Munch's basic testimony about smoking two marijuana cigarettes was widely reported on by a national collection of outlets, not only in the Sohl case, but also in other murder cases. Like any stoned tale, it hasn't been perfectly consistent — each telling (or retelling by journalists) is a bit different. But no reporting that Snopes has identified includes reference to a bat.
Here is how the New York Daily News described Munch's testimony during the Sohl trial:
Q. When did you start smoking marijuana cigarettes. Dr. Munch
A. In 1921. I only smoked two cigarettes.
Q. What effect did it have on you?
A. It made me think I got into an ink bottle and lived in it thousands of years (laughter).
Q. And when you came out of the ink bottle after nine thousand years you were still in your chair?
A. That's right. (laughter).
The amount of time spent in the ink bottle and from the time he smoked to the supposed dream vary from telling to telling. Here is how the New York Daily News quoted Munch's high, which lasted 16 minutes in the New York Time's initial reporting, a few months after the Sohl trial:
I seemed to have great blue wings and for a long time was flying round and round the world. I mean flying around the entire globe. I was scared to death when I finally got out of the ink bottle after 200 years, and looked at my watch. Exactly three minutes had elapsed from the time I took the last puff!
A Historical Game of 'Telephone'?
There is ample evidence that James C. Munch was a federal expert — at least on a consulting basis — about marijuana-related issues from the 1930s through the 1960s. There is, as well, ample evidence of him telling outlandish stories, under oath, about the one time he got high in 1922. This same basic story had been quoted or misquoted, excerpted, paraphrased, and rehashed many times and shaped by a media environment increasingly receptive to stories about the evils of marijuana.
The testimony, according only to contemporaneous reporting, certainly involved an ink bottle and flight, but no such reporting that Snopes has identified explicitly mentions bats. Is it possible the only preserved reporting comes from reporters who felt the bat detail superfluous? Yes. But it is also possible that the detail was added by USC Law Professor Whitebread in his 1995 speech as an imprecise paraphrase of these earlier reports.
In that speech, Whitebread made it clear he was referencing the Sohl bus driver murder:
Two women jumped on a Newark, New Jersey bus and shot and killed and robbed the bus driver. They put on the marijuana insanity defense. The defense called the pharmacologist [James C. Munch].
He also stated that coverage of Munch's testimony released "the next day" occurred on Oct. 12 1938:
What do you think the Newark Star Ledger headline [was] the next day, October 12, 1938? "Killer Drug Turns Doctor to Bat!"
Snopes has not identified this article. Outside of the reference to a bat, its existence would be perplexing for at least two reasons.

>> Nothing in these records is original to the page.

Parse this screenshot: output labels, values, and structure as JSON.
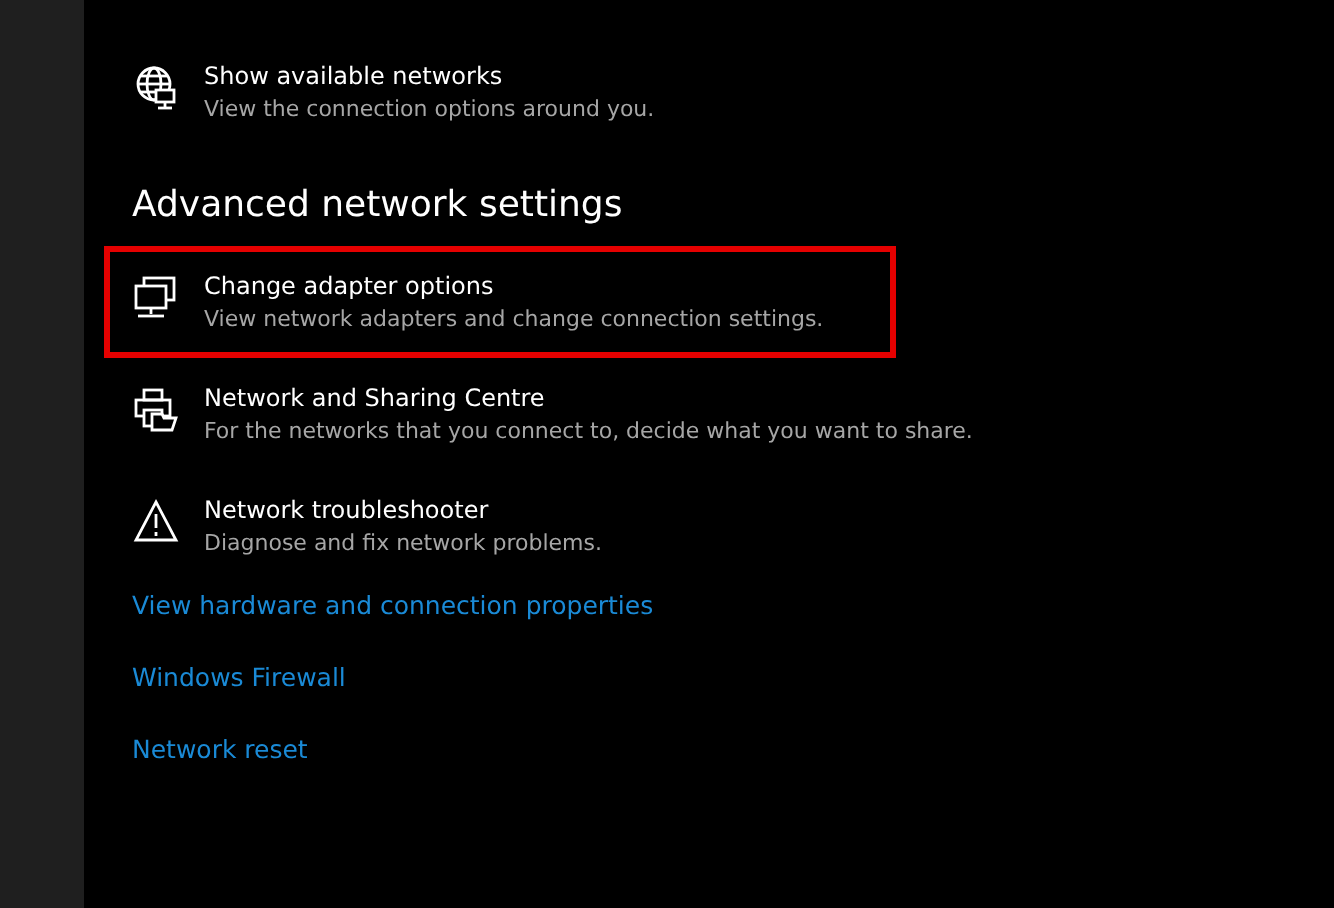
{
  "top_item": {
    "kind": "globe",
    "title": "Show available networks",
    "description": "View the connection options around you.",
    "highlighted": false
  },
  "section_heading": "Advanced network settings",
  "items": [
    {
      "kind": "monitors",
      "title": "Change adapter options",
      "description": "View network adapters and change connection settings.",
      "highlighted": true
    },
    {
      "kind": "printer",
      "title": "Network and Sharing Centre",
      "description": "For the networks that you connect to, decide what you want to share.",
      "highlighted": false
    },
    {
      "kind": "warning",
      "title": "Network troubleshooter",
      "description": "Diagnose and fix network problems.",
      "highlighted": false
    }
  ],
  "links": [
    "View hardware and connection properties",
    "Windows Firewall",
    "Network reset"
  ]
}
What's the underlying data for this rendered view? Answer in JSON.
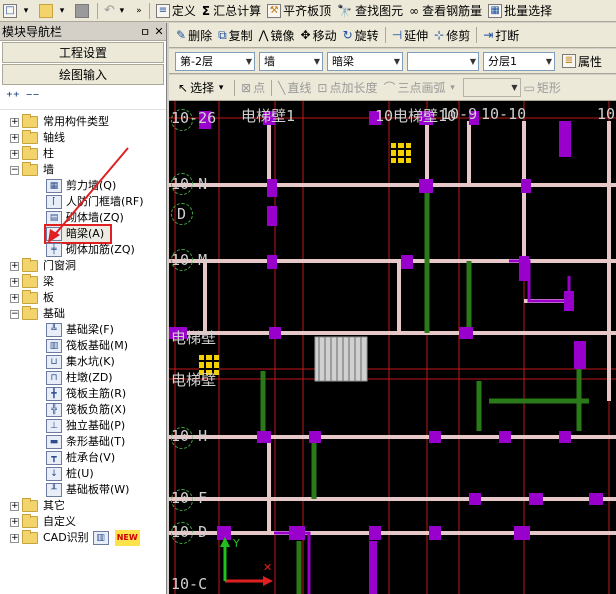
{
  "toolbar": {
    "define": "定义",
    "sum_calc": "汇总计算",
    "align_top": "平齐板顶",
    "find_element": "查找图元",
    "view_rebar": "查看钢筋量",
    "batch_select": "批量选择"
  },
  "panel": {
    "title": "模块导航栏",
    "project_settings": "工程设置",
    "drawing_input": "绘图输入"
  },
  "tree": {
    "common_types": "常用构件类型",
    "axis": "轴线",
    "column": "柱",
    "wall": "墙",
    "wall_children": [
      "剪力墙(Q)",
      "人防门框墙(RF)",
      "砌体墙(ZQ)",
      "暗梁(A)",
      "砌体加筋(ZQ)"
    ],
    "door_window": "门窗洞",
    "beam": "梁",
    "slab": "板",
    "foundation": "基础",
    "foundation_children": [
      "基础梁(F)",
      "筏板基础(M)",
      "集水坑(K)",
      "柱墩(ZD)",
      "筏板主筋(R)",
      "筏板负筋(X)",
      "独立基础(P)",
      "条形基础(T)",
      "桩承台(V)",
      "桩(U)",
      "基础板带(W)"
    ],
    "other": "其它",
    "custom": "自定义",
    "cad_recognition": "CAD识别",
    "new_badge": "NEW"
  },
  "edit_toolbar": {
    "delete": "删除",
    "copy": "复制",
    "mirror": "镜像",
    "move": "移动",
    "rotate": "旋转",
    "extend": "延伸",
    "trim": "修剪",
    "break": "打断"
  },
  "filter_toolbar": {
    "floor": "第-2层",
    "category": "墙",
    "type": "暗梁",
    "element": "",
    "layer": "分层1",
    "properties": "属性"
  },
  "draw_toolbar": {
    "select": "选择",
    "point": "点",
    "line": "直线",
    "point_length": "点加长度",
    "three_point_arc": "三点画弧",
    "rect": "矩形"
  },
  "canvas": {
    "labels": [
      "10-26",
      "电梯壁1",
      "10电梯壁10",
      "10-9",
      "10-10",
      "10",
      "10-N",
      "D",
      "10-M",
      "电梯壁",
      "电梯壁",
      "10-H",
      "10-F",
      "10-D",
      "10-C"
    ],
    "axis_x_color": "#e02020",
    "axis_y_color": "#20c020",
    "wall_color": "#9900cc",
    "beam_color": "#e0c0c0",
    "green_beam_color": "#2a7a1a"
  }
}
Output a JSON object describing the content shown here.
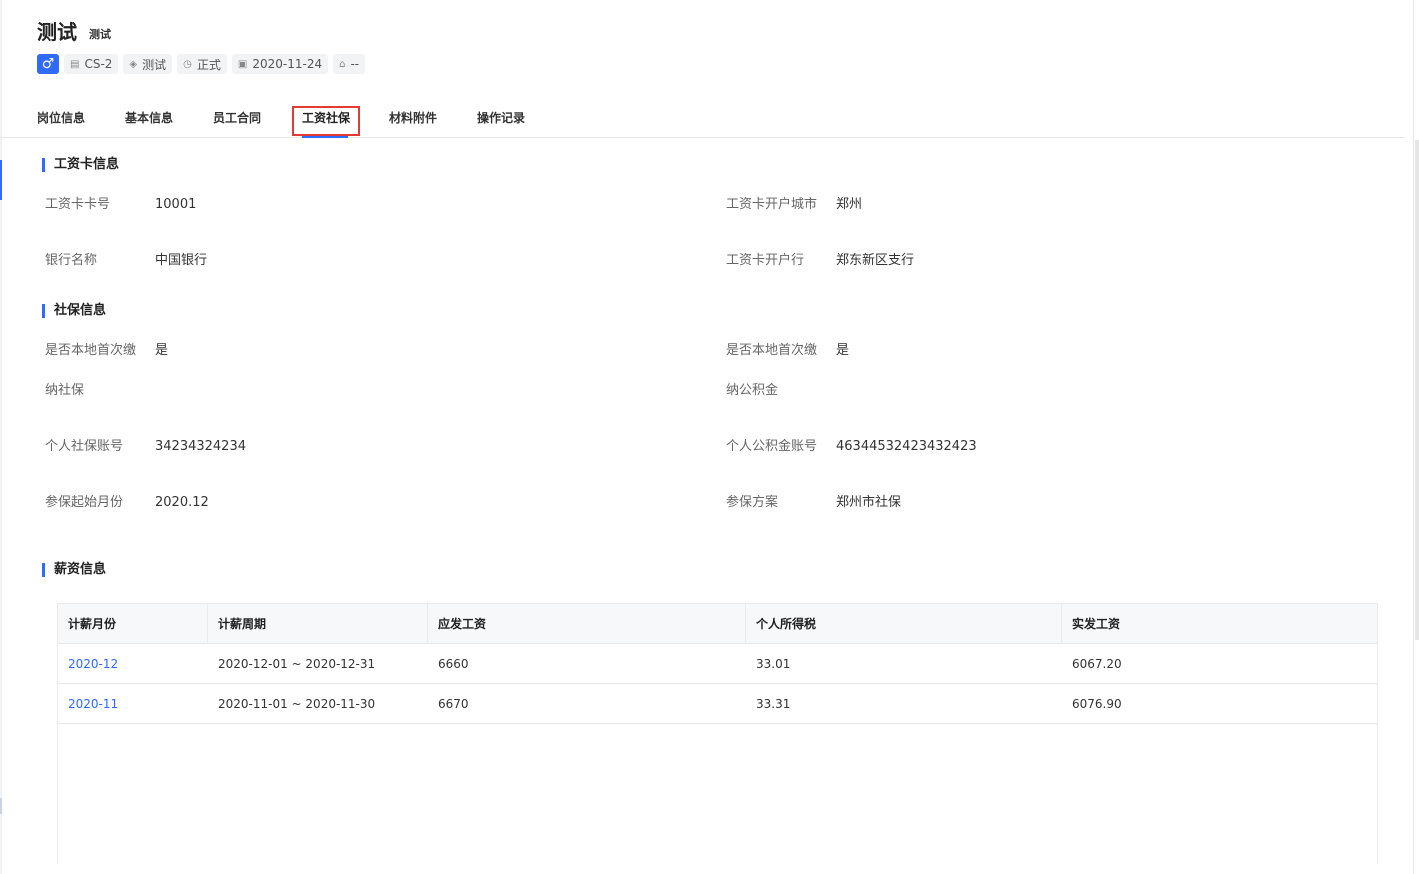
{
  "employee": {
    "name": "测试",
    "subname": "测试",
    "gender_icon": "♂",
    "tags": [
      {
        "icon": "clipboard-icon",
        "glyph": "▤",
        "text": "CS-2"
      },
      {
        "icon": "layers-icon",
        "glyph": "◈",
        "text": "测试"
      },
      {
        "icon": "clock-icon",
        "glyph": "◷",
        "text": "正式"
      },
      {
        "icon": "calendar-icon",
        "glyph": "▣",
        "text": "2020-11-24"
      },
      {
        "icon": "building-icon",
        "glyph": "⌂",
        "text": "--"
      }
    ]
  },
  "tabs": [
    "岗位信息",
    "基本信息",
    "员工合同",
    "工资社保",
    "材料附件",
    "操作记录"
  ],
  "active_tab": "工资社保",
  "salary_card": {
    "title": "工资卡信息",
    "card_no_label": "工资卡卡号",
    "card_no": "10001",
    "open_city_label": "工资卡开户城市",
    "open_city": "郑州",
    "bank_label": "银行名称",
    "bank": "中国银行",
    "branch_label": "工资卡开户行",
    "branch": "郑东新区支行"
  },
  "social": {
    "title": "社保信息",
    "first_local_label_1": "是否本地首次缴",
    "first_local_value_1": "是",
    "first_local_label_2": "是否本地首次缴",
    "first_local_value_2": "是",
    "social_label": "纳社保",
    "fund_label": "纳公积金",
    "social_account_label": "个人社保账号",
    "social_account": "34234324234",
    "fund_account_label": "个人公积金账号",
    "fund_account": "46344532423432423",
    "start_month_label": "参保起始月份",
    "start_month": "2020.12",
    "plan_label": "参保方案",
    "plan": "郑州市社保"
  },
  "pay": {
    "title": "薪资信息",
    "headers": [
      "计薪月份",
      "计薪周期",
      "应发工资",
      "个人所得税",
      "实发工资"
    ],
    "rows": [
      [
        "2020-12",
        "2020-12-01 ~ 2020-12-31",
        "6660",
        "33.01",
        "6067.20"
      ],
      [
        "2020-11",
        "2020-11-01 ~ 2020-11-30",
        "6670",
        "33.31",
        "6076.90"
      ]
    ]
  }
}
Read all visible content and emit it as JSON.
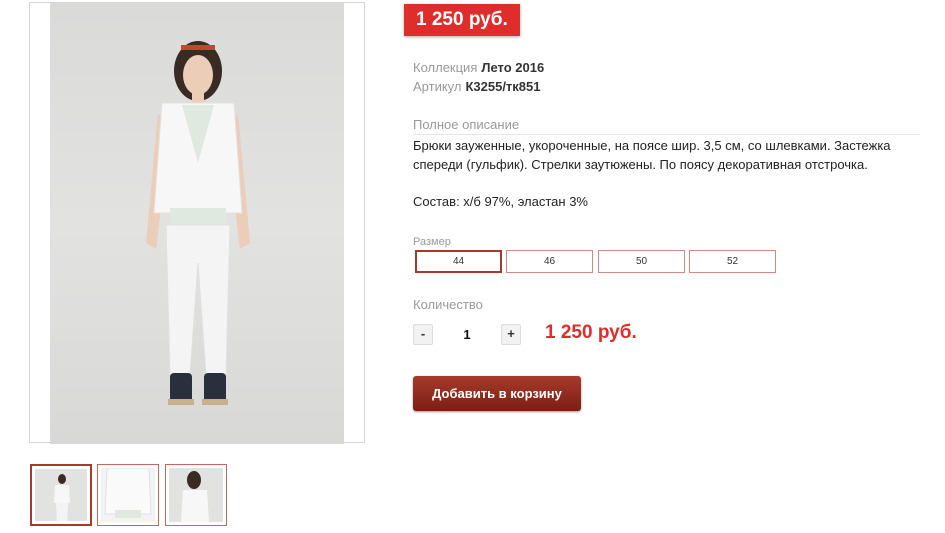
{
  "product": {
    "price_badge": "1 250 руб.",
    "collection_label": "Коллекция",
    "collection_value": "Лето 2016",
    "article_label": "Артикул",
    "article_value": "К3255/тк851",
    "description_label": "Полное описание",
    "description_text": "Брюки зауженные, укороченные, на поясе шир. 3,5 см, со шлевками. Застежка спереди (гульфик). Стрелки заутюжены. По поясу декоративная отстрочка.",
    "composition": "Состав: х/б 97%, эластан 3%"
  },
  "size": {
    "label": "Размер",
    "options": [
      "44",
      "46",
      "50",
      "52"
    ],
    "selected": "44"
  },
  "quantity": {
    "label": "Количество",
    "minus": "-",
    "value": "1",
    "plus": "+"
  },
  "total_price": "1 250 руб.",
  "add_to_cart_label": "Добавить в корзину",
  "colors": {
    "accent_red": "#de2d2a",
    "button_dark_red": "#7c1e14",
    "selected_border": "#a83a2c"
  }
}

First, Munch's testimony in the Sohl case occurred on Feb. 11 and Feb 12, 1938, and received the most coverage on Feb 12 and Feb 13 of that year, based on a keyword scan of historical newspapers in Newspapers.com. Second, the Newark Star Ledger did not exist by that name at that time. That name formed from a merger of multiple newspaper conglomerates a year later, in 1939.
These inconsistencies suggest potential imprecision in how Whitebread relayed the specific details of Munch's testimony to his audience — a tale that already had some variability sewn into it over the years. As Whitebread's 1995 reference to Munch's being turned "into a bat" is the first such reference to this part of the story that we can identify, we consider the claim "Unproven" at this time.